I love watching these ideas come to fruition and then evolve.

Mac loves being in the midst of it all and considers himself “quite good at handball”.  Although i’m not sure the speed and chaos of the football field won’t win him over.  Time will tell.

It is very ALLsome.

`VIDEO AUDIO DESCRIPTION & SCRIPT`
`So, it's not that cool when you can't play handball with your mates.  But with mates like Mac's it's 'way cool'. At our school the kids invent mac-ifications.  That is, modifications to Mac's wheelchair so they can all do more things.  Like this handball machine.  All they needed was a bike jogger, a Crazy Catch, two umbrella holders and some velcro.  (video footage of the kids playing with the ball bouncing off the front net).  Pretty awesome don't you think?    Just goes to show... when ALL means ALL, we make the world more ALLsome.`

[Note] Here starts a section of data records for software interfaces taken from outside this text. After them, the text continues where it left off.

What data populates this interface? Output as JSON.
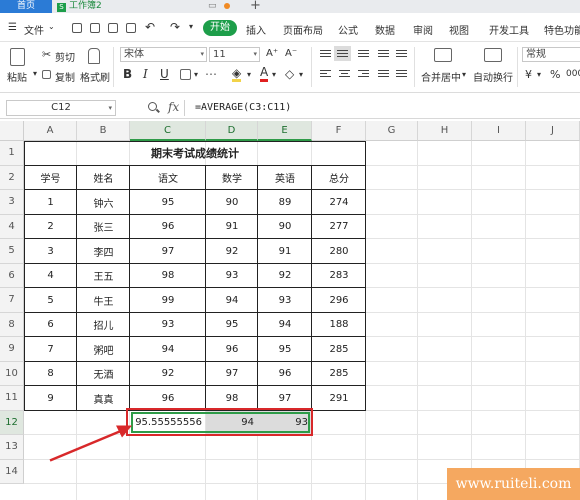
{
  "tabs": {
    "home": "首页",
    "doc_icon": "S",
    "doc": "工作簿2",
    "controls": [
      "▭",
      "•",
      "+"
    ]
  },
  "menu": {
    "file": "文件",
    "file_arrow": "⌄",
    "start": "开始",
    "items": [
      "插入",
      "页面布局",
      "公式",
      "数据",
      "审阅",
      "视图",
      "开发工具",
      "特色功能"
    ]
  },
  "ribbon": {
    "paste": "粘贴",
    "cut": "剪切",
    "copy": "复制",
    "format_painter": "格式刷",
    "font_name": "宋体",
    "font_size": "11",
    "grow": "A⁺",
    "shrink": "A⁻",
    "bold": "B",
    "italic": "I",
    "underline": "U",
    "merge_center": "合并居中",
    "wrap": "自动换行",
    "number_format": "常规",
    "currency": "¥",
    "percent": "%",
    "thousands": "000"
  },
  "formula_bar": {
    "cell_ref": "C12",
    "fx": "fx",
    "formula": "=AVERAGE(C3:C11)"
  },
  "grid": {
    "columns": [
      "A",
      "B",
      "C",
      "D",
      "E",
      "F",
      "G",
      "H",
      "I",
      "J"
    ],
    "rows": [
      "1",
      "2",
      "3",
      "4",
      "5",
      "6",
      "7",
      "8",
      "9",
      "10",
      "11",
      "12",
      "13",
      "14"
    ],
    "title": "期末考试成绩统计",
    "headers": [
      "学号",
      "姓名",
      "语文",
      "数学",
      "英语",
      "总分"
    ],
    "data": [
      [
        "1",
        "钟六",
        "95",
        "90",
        "89",
        "274"
      ],
      [
        "2",
        "张三",
        "96",
        "91",
        "90",
        "277"
      ],
      [
        "3",
        "李四",
        "97",
        "92",
        "91",
        "280"
      ],
      [
        "4",
        "王五",
        "98",
        "93",
        "92",
        "283"
      ],
      [
        "5",
        "牛王",
        "99",
        "94",
        "93",
        "296"
      ],
      [
        "6",
        "招儿",
        "93",
        "95",
        "94",
        "188"
      ],
      [
        "7",
        "粥吧",
        "94",
        "96",
        "95",
        "285"
      ],
      [
        "8",
        "无酒",
        "92",
        "97",
        "96",
        "285"
      ],
      [
        "9",
        "真真",
        "96",
        "98",
        "97",
        "291"
      ]
    ],
    "averages": [
      "95.55555556",
      "94",
      "93"
    ]
  },
  "watermark": "www.ruiteli.com",
  "colors": {
    "accent_green": "#1d9e4a",
    "highlight_red": "#d8282a",
    "watermark_orange": "#f5a860"
  }
}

## swim like you’ve never swum before …

School’s in for 2014 which means swimming carnivals are on the agenda across the district.

As per last year, I braved the pool to help Mac with his “Macstroke” races, so he could get some points for his sports house.  Together we swam the 11-year-boys breaststroke, backstroke & freestyle events…

## then this happened!

Two of his mates decided they wanted to swim with him in the last race of the day and negotiated with me to resign my position on Team Mac.  With Mac now in 5th grade, I am guessing there’s a very good chance I won’t get a ‘look in’ next year, if today’s success is any indication.

There was also significant desire from Mac’s sports house Captain to include him in the relays, but with a few too many kids making themselves available we opted for the free swim at the end of the day. After all, he’d already competed in every other event possible.

What a wonderful day, what a wonderful sight to watch Mac and his two mates compete as a team.

Who’d want it any other way?